Chris and I hardly ever have cable on. At night, we watch Netflicks or sports, so when the kids come down in the mornings, they just turn on Netflicks and go. But because we had been watching the news the night before after the kids had gone to bed, when they came down the next morning, they flipped the TV on, expecting to find Netflicks, but instead found this horrible news.
We talked to them generally about what had happened. We explained that there was a bad person who had killed and hurt a lot of really good people. But we focused on there being so many more good people in the world than bad people. We talked about ways our community was helping each other and ways that our family would be helping. Later, when Gracie wasn’t around, we asked Bean if he had any questions about the shooting or anything else he wanted to know.
“Well, why do bad people do bad things if they know it’s not the right thing to do?” he asked.
We sat there for a second or two and thought about it. Chris and I try to be as honest as their age allows with our kids, and so instead of giving some BS reason, we told him that we didn’t know. That some people just didn’t have good hearts and that since our hearts are what guide us, they were guided in the wrong direction.
“They probably should have had Jesus in their hearts,” Bean said.
Amen, Bean Man. Amen.
This past weekend, we decided to take the kids downtown to the memorial that has been set up. We explained to them as we walked up that even though it was outside in a park, it wasn’t really the time to play and be loud.

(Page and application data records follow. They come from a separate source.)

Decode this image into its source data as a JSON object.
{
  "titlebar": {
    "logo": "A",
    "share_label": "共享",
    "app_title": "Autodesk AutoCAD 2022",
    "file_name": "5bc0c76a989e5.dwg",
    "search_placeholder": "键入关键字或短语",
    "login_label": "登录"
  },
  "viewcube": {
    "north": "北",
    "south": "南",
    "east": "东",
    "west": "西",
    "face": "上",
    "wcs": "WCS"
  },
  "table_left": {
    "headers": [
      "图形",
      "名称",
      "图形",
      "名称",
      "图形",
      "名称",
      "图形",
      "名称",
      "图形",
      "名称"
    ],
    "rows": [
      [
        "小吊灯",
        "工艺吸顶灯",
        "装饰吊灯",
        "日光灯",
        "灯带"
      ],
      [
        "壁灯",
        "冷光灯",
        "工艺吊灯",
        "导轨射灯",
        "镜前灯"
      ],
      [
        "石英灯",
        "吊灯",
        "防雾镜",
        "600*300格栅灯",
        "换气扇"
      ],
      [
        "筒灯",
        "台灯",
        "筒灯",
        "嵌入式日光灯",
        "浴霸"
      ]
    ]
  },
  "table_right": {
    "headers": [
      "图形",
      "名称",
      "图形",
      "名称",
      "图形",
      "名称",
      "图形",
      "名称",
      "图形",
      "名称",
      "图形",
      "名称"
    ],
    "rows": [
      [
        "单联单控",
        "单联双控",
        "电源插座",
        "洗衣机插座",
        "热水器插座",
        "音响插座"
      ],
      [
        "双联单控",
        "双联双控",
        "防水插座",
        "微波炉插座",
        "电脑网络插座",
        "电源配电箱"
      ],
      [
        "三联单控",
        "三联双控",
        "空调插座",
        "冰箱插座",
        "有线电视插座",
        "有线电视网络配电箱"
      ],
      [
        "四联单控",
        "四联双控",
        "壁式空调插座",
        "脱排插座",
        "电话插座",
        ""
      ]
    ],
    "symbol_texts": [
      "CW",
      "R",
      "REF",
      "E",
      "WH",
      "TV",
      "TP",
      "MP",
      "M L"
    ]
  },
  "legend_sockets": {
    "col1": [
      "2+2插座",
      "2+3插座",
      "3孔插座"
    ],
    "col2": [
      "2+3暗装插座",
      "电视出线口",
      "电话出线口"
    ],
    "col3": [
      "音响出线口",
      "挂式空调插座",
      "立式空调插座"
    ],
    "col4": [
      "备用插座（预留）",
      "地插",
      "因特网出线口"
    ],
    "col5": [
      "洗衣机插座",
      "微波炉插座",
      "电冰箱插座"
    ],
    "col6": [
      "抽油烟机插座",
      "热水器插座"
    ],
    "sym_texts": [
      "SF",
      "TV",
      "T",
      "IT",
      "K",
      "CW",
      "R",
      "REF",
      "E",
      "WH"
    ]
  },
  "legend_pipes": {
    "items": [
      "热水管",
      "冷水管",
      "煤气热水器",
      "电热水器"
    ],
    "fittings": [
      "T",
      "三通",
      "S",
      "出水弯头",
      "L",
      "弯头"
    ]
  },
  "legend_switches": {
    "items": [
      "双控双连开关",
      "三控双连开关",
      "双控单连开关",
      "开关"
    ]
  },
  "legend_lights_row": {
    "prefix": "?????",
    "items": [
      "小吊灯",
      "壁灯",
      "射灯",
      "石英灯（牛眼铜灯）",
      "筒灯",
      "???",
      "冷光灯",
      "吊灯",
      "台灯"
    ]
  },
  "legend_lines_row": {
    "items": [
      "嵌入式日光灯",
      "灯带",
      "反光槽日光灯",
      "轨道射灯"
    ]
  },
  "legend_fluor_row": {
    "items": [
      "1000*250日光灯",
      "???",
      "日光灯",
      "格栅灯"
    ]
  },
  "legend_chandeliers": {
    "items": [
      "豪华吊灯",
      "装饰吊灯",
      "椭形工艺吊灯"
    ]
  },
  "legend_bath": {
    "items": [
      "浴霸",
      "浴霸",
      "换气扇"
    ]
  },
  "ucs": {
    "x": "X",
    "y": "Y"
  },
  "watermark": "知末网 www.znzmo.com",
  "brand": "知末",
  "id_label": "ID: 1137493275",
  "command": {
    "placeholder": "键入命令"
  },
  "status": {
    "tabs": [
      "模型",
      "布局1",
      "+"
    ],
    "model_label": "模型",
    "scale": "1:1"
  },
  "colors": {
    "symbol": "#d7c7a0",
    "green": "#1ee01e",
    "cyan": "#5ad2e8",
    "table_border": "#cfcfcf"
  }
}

“The people here are remembering the people who died, and some of them might even be saying prayers in their heads for them, so we should be pretty quiet,” I explained. And I was amazed at how well the kids behaved and how curious they were about what we were seeing.
They didn’t say much, but looked around at the notes and flowers and people. Chris and I stopped and pointed out particularly special things to them, and then we said a prayer as a family.

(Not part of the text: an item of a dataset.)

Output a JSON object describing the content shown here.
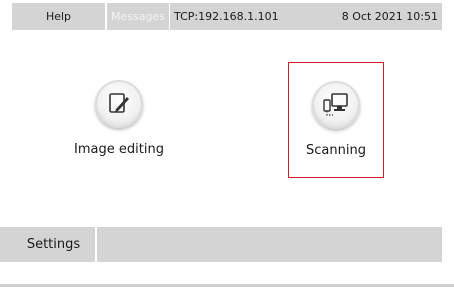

Across the street from the memorial site is City Hall, where wreaths have been set up for each victim. We walked over there, too. We looked at the wreaths with the kids and talked about some of the people and the stories we had heard about over the past week come out in the news, one who worked at Harry Potter at Universal, one who worked at Disney World, one who was friends with some of our friends, etc. Anything we thought they might understand.
“There are so many wreaths,” Bean said, as we walked in. “So many people died.”
“Yes,” I said. “Now, think about how many good people loved each one of these people and imagine if this room were filled with all those good, loving people!”
“They wouldn’t even fit in the room!” Bean said, grinning.
“That’s right. So much goodness, even when things are really sad.”
When tragedies arise, I don’t know what the right way is to talk to children. But I know how to talk to MY children. I know that Chris and I try to give them just enough information to make them better people, to open their hearts. And then we wrap that information in our faith in God and lots, lots, LOTS of love for other people.